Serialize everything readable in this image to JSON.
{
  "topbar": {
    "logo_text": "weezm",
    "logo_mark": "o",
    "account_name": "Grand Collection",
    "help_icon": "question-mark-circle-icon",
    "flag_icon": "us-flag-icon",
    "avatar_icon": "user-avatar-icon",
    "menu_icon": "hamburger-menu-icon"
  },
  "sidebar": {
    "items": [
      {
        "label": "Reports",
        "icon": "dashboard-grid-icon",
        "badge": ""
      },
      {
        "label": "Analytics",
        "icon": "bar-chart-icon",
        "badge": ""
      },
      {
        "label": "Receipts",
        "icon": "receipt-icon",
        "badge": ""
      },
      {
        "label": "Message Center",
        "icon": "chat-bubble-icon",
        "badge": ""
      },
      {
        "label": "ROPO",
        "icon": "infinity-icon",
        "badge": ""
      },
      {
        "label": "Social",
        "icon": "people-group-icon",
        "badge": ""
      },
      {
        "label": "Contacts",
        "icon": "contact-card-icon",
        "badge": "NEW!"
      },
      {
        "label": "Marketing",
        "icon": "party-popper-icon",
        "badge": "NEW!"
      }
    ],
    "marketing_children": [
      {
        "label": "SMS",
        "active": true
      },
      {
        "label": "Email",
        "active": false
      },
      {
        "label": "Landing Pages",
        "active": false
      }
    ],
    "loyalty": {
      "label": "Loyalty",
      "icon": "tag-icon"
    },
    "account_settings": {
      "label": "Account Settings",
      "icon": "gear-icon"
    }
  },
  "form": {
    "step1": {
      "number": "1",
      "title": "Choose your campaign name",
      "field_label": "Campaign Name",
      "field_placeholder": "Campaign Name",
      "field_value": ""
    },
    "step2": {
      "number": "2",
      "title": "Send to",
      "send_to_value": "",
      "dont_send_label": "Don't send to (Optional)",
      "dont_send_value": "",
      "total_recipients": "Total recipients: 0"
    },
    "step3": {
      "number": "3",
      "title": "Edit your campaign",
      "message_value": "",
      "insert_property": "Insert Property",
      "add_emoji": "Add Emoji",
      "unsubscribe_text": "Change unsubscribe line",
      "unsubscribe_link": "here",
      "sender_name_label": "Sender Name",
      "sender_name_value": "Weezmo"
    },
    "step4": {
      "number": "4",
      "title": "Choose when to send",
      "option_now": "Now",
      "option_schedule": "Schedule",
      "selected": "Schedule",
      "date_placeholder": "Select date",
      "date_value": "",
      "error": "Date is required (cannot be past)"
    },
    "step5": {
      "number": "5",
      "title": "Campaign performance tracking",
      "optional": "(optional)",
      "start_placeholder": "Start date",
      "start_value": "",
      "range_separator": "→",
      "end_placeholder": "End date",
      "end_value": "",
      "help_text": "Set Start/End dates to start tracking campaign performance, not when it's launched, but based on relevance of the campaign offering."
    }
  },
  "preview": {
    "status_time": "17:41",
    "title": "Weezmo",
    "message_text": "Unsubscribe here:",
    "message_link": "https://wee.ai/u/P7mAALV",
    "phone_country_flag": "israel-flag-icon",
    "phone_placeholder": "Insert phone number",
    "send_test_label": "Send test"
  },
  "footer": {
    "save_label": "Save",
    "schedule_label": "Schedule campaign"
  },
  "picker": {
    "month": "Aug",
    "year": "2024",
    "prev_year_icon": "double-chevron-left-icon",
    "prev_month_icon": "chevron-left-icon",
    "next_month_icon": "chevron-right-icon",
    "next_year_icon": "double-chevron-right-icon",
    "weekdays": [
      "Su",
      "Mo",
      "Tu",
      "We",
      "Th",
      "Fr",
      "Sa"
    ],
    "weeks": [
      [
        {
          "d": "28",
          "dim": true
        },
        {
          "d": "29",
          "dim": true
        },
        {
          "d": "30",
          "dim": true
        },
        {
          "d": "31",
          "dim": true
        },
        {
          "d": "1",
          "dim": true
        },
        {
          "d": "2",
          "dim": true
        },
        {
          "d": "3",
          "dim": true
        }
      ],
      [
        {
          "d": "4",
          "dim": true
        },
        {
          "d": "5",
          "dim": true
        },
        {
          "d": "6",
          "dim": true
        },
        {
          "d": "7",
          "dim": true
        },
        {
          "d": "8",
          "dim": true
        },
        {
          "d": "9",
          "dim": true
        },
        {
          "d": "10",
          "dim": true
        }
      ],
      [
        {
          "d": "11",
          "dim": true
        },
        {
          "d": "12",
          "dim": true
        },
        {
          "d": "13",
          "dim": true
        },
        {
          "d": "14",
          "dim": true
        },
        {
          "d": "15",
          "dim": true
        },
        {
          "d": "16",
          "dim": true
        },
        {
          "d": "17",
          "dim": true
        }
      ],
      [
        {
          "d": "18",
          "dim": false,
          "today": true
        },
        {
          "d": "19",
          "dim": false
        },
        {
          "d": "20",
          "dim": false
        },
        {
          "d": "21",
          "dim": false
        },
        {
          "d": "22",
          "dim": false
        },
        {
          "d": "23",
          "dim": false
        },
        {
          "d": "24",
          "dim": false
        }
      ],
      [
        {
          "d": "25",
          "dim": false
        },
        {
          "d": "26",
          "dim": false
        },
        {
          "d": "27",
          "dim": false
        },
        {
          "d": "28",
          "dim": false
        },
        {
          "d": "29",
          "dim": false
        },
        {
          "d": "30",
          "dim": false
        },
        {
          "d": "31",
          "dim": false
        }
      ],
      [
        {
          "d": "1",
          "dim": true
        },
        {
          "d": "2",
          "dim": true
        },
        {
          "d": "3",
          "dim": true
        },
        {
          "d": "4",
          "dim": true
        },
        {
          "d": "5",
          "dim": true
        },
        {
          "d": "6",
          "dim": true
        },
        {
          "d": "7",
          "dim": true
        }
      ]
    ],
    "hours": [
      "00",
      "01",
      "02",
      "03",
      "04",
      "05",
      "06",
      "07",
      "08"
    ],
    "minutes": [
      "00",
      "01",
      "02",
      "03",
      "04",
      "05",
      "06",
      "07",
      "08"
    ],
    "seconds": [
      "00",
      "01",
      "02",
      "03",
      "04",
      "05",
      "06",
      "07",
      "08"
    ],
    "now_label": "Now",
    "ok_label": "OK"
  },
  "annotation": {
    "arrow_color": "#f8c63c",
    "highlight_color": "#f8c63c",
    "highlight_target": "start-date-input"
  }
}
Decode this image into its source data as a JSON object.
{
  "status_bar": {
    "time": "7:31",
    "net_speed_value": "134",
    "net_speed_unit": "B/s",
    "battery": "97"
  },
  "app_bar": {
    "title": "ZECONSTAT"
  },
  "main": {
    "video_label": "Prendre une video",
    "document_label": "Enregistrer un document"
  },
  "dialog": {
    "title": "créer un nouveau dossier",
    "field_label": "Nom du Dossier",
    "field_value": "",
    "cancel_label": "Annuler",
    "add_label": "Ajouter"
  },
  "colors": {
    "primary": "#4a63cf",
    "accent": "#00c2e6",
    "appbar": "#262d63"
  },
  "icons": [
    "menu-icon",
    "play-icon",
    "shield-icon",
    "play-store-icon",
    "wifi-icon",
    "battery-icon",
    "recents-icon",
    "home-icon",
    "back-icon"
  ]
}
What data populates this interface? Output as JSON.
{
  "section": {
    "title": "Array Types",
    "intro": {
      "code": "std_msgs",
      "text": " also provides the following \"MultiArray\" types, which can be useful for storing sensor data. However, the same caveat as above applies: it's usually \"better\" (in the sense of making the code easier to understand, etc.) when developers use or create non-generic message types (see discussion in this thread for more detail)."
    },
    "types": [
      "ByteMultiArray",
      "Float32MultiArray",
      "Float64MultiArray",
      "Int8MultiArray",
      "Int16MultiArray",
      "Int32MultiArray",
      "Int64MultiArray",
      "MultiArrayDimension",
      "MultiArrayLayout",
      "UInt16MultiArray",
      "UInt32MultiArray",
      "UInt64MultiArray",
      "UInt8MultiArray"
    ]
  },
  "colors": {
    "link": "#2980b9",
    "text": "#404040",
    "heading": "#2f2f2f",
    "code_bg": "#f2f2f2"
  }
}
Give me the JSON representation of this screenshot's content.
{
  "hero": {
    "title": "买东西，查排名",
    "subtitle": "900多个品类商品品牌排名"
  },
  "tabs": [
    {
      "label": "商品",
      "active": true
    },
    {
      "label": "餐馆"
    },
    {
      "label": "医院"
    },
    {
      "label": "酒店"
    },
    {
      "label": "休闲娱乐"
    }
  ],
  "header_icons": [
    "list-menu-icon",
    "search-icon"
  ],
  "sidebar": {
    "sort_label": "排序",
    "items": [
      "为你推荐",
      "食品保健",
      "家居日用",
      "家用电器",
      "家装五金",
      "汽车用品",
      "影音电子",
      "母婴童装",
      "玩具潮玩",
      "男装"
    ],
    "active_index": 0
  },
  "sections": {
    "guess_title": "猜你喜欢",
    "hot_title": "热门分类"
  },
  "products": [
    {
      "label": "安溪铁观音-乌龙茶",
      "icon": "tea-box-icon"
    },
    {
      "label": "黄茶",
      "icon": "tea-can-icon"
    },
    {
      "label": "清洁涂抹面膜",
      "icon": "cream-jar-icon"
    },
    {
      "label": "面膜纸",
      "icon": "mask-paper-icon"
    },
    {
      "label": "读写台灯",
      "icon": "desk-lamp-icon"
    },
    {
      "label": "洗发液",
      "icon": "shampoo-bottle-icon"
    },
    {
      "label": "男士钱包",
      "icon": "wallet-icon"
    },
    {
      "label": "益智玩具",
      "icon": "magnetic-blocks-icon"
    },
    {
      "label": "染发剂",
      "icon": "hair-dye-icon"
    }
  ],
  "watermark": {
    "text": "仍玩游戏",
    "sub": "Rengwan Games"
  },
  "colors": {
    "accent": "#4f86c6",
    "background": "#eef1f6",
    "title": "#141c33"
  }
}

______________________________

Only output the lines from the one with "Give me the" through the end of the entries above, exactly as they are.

Give me the JSON representation of this screenshot's content.
{
  "hero": {
    "title": "买东西，查排名",
    "subtitle": "900多个品类商品品牌排名"
  },
  "tabs": [
    {
      "label": "商品",
      "active": true
    },
    {
      "label": "餐馆"
    },
    {
      "label": "医院"
    },
    {
      "label": "酒店"
    },
    {
      "label": "休闲娱乐"
    }
  ],
  "header_icons": [
    "list-menu-icon",
    "search-icon"
  ],
  "sidebar": {
    "sort_label": "排序",
    "items": [
      "为你推荐",
      "食品保健",
      "家居日用",
      "家用电器",
      "家装五金",
      "汽车用品",
      "影音电子",
      "母婴童装",
      "玩具潮玩",
      "男装"
    ],
    "active_index": 0
  },
  "sections": {
    "guess_title": "猜你喜欢",
    "hot_title": "热门分类"
  },
  "products": [
    {
      "label": "安溪铁观音-乌龙茶",
      "icon": "tea-box-icon"
    },
    {
      "label": "黄茶",
      "icon": "tea-can-icon"
    },
    {
      "label": "清洁涂抹面膜",
      "icon": "cream-jar-icon"
    },
    {
      "label": "面膜纸",
      "icon": "mask-paper-icon"
    },
    {
      "label": "读写台灯",
      "icon": "desk-lamp-icon"
    },
    {
      "label": "洗发液",
      "icon": "shampoo-bottle-icon"
    },
    {
      "label": "男士钱包",
      "icon": "wallet-icon"
    },
    {
      "label": "益智玩具",
      "icon": "magnetic-blocks-icon"
    },
    {
      "label": "染发剂",
      "icon": "hair-dye-icon"
    }
  ],
  "watermark": {
    "text": "仍玩游戏",
    "sub": "Rengwan Games"
  },
  "colors": {
    "accent": "#4f86c6",
    "background": "#eef1f6",
    "title": "#141c33"
  }
}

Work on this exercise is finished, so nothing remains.